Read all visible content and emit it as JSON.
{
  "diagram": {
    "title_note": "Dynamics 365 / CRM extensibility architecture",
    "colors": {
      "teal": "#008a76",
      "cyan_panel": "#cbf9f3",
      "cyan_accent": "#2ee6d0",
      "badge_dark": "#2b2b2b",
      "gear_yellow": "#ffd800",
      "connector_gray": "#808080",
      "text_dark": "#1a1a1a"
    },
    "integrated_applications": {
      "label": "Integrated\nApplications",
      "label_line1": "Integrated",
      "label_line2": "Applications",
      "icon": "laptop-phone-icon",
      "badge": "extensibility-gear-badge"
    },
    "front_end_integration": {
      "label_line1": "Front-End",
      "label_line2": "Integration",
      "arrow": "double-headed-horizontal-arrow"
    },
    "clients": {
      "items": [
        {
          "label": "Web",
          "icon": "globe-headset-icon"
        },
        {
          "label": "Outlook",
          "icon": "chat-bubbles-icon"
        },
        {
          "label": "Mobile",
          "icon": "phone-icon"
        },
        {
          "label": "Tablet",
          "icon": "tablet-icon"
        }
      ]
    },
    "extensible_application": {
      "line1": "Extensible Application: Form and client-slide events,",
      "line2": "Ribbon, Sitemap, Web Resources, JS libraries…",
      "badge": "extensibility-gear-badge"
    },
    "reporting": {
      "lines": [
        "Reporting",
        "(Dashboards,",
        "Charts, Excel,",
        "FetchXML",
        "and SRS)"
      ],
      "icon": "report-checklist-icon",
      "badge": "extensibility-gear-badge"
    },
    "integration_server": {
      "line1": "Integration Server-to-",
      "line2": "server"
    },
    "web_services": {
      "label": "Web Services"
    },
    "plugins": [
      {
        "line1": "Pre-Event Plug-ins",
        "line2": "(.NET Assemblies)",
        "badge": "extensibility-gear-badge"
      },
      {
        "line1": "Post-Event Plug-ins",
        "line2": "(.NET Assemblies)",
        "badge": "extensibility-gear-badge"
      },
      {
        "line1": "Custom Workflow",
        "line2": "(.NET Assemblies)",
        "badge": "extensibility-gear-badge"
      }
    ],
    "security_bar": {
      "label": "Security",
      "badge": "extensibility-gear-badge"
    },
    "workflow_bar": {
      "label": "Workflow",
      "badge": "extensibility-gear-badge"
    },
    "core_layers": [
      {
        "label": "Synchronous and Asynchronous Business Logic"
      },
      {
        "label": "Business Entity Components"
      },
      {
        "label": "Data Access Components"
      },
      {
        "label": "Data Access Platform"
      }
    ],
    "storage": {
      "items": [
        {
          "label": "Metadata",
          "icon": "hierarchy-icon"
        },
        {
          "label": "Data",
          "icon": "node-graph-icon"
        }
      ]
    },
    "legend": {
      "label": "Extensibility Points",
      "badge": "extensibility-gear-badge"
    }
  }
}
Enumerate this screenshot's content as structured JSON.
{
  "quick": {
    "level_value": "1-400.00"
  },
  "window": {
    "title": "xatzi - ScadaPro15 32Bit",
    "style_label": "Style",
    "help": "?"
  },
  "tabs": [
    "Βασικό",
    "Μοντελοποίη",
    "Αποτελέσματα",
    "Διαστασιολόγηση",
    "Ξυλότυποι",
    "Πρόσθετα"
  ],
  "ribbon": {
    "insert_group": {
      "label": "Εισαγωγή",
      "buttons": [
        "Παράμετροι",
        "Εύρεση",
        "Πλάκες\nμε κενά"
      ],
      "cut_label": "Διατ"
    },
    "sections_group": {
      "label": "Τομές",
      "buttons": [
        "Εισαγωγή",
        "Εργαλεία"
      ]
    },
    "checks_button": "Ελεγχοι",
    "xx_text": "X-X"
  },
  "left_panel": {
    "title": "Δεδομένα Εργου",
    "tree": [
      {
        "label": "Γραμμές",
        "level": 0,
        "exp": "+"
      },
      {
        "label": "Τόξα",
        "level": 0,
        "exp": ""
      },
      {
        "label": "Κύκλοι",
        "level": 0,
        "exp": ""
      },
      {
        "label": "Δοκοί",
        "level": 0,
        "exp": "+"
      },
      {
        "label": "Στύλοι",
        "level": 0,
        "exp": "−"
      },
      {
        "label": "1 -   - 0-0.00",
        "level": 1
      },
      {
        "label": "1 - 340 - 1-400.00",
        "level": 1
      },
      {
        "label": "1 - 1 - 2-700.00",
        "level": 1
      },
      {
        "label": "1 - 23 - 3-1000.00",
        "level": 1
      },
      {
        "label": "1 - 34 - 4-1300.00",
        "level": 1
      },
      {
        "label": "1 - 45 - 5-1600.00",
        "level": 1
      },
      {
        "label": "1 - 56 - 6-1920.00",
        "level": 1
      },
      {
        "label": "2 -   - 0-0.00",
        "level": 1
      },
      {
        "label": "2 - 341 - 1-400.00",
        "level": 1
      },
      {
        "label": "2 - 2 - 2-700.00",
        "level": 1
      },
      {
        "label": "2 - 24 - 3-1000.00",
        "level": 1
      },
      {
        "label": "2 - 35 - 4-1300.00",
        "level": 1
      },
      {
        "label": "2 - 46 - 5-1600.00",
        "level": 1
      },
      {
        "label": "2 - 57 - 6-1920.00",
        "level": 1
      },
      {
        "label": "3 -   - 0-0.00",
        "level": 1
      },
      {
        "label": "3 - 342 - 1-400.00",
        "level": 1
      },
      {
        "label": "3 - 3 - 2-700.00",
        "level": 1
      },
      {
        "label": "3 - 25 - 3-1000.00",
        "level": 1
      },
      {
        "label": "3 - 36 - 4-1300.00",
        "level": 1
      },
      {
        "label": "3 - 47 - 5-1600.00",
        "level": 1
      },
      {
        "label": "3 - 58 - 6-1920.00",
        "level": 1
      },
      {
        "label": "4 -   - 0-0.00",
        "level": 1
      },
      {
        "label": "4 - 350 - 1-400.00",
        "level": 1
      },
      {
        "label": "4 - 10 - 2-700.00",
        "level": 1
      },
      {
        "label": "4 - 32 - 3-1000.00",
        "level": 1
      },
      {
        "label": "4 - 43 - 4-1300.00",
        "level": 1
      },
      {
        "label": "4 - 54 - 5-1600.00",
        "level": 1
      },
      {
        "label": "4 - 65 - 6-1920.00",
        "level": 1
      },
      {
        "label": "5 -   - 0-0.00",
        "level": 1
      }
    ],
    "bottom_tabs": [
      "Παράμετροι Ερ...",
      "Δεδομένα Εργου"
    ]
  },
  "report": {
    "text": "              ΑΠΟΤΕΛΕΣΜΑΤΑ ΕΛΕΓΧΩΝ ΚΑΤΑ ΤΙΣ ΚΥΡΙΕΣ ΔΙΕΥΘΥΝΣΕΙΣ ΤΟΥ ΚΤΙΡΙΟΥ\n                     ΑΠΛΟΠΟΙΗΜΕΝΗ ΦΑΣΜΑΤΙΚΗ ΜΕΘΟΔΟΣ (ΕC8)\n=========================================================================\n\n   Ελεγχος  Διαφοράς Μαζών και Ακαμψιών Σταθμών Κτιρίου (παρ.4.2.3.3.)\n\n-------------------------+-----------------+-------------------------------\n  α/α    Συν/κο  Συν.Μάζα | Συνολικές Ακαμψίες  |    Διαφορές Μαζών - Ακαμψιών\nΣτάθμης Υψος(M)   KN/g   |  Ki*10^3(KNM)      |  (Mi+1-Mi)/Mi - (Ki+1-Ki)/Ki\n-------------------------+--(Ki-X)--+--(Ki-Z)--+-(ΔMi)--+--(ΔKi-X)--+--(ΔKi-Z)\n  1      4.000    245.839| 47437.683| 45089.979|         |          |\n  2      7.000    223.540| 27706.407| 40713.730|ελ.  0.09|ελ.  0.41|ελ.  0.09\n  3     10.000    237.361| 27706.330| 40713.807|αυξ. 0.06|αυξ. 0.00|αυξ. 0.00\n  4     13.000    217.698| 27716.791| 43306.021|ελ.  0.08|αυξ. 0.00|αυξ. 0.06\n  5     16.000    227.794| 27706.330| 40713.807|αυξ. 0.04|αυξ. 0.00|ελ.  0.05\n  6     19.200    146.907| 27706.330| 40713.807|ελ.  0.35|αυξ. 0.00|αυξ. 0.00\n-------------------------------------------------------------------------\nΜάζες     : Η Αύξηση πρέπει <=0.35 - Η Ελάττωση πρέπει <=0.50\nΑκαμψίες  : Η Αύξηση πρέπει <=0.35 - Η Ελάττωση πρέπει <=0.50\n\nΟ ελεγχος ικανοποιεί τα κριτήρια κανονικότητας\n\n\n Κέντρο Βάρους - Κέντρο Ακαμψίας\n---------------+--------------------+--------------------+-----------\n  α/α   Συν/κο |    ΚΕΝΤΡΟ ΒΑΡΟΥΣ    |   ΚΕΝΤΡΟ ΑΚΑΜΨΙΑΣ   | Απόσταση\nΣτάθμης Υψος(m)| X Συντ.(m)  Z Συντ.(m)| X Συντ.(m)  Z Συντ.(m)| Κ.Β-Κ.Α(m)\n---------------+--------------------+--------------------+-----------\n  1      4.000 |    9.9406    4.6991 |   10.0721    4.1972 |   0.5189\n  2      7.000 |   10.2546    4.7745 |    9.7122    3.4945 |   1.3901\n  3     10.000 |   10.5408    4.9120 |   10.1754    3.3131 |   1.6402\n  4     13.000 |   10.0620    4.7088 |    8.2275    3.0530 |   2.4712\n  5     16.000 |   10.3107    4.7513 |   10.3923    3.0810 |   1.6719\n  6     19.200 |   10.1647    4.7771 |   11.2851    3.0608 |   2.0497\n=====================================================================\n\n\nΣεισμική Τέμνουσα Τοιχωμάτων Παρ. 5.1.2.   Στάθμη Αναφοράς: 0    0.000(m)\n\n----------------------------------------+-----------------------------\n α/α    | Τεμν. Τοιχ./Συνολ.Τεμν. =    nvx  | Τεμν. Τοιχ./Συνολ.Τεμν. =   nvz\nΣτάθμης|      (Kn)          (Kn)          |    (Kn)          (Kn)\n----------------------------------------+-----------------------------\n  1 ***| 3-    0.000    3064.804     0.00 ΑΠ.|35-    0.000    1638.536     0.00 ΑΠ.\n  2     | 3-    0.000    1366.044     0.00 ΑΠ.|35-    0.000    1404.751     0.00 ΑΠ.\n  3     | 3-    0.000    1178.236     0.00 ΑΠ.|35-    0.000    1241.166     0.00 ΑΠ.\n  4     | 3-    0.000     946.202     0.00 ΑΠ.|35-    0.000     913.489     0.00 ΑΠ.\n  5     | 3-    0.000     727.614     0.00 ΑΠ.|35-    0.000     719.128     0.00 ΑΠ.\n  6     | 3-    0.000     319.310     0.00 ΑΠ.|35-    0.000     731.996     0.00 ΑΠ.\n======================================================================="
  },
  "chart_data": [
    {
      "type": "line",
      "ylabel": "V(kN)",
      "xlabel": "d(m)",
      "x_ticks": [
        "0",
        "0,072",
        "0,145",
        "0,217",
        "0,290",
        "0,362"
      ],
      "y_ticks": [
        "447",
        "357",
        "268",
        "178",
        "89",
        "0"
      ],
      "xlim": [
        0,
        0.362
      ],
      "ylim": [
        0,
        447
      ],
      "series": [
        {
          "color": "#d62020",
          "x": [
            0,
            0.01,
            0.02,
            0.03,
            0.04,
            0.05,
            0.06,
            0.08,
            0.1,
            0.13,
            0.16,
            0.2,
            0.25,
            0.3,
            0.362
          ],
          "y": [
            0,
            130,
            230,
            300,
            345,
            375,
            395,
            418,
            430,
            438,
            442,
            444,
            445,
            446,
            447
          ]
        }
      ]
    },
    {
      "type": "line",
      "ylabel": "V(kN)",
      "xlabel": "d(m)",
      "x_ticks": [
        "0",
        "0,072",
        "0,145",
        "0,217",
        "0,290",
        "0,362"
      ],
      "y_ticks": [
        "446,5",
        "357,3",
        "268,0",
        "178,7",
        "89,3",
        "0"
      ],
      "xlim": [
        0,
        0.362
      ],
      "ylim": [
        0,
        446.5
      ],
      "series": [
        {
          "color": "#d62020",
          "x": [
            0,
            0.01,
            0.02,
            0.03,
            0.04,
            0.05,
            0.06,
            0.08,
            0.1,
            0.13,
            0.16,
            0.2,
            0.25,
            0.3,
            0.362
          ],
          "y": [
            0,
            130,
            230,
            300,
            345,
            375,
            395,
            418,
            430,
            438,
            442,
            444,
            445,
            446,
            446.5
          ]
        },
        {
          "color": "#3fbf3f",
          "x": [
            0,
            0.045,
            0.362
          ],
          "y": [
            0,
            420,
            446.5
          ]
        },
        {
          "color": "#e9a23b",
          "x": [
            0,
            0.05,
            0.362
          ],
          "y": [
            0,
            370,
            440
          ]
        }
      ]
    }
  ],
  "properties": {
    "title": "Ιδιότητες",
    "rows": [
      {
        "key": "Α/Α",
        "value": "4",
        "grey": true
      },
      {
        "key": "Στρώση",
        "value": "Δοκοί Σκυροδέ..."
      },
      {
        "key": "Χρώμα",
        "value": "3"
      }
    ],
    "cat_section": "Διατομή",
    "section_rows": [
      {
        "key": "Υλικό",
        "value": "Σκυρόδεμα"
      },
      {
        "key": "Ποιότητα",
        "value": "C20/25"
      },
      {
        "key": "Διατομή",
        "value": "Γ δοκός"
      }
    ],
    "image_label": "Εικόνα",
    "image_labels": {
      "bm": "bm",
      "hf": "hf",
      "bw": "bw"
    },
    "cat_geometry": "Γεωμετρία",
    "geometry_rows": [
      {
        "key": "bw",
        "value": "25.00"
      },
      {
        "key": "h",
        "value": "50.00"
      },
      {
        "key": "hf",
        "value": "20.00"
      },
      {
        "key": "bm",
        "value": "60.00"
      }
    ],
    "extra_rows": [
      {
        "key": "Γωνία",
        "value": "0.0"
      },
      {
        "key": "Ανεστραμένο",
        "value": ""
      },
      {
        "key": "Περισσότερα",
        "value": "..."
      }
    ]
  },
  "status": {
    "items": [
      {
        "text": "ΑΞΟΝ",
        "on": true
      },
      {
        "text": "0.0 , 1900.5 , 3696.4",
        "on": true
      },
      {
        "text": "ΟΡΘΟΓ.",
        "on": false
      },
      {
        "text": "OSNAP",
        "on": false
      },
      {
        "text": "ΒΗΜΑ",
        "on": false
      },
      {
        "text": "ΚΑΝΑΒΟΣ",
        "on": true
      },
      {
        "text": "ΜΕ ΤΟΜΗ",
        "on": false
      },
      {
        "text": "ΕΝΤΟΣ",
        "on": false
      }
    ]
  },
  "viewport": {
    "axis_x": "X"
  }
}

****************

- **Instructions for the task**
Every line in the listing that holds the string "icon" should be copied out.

- **Output below**
      "icon": "laptop-phone-icon",
          "icon": "globe-headset-icon"
          "icon": "chat-bubbles-icon"
          "icon": "phone-icon"
          "icon": "tablet-icon"
      "icon": "report-checklist-icon",
          "icon": "hierarchy-icon"
          "icon": "node-graph-icon"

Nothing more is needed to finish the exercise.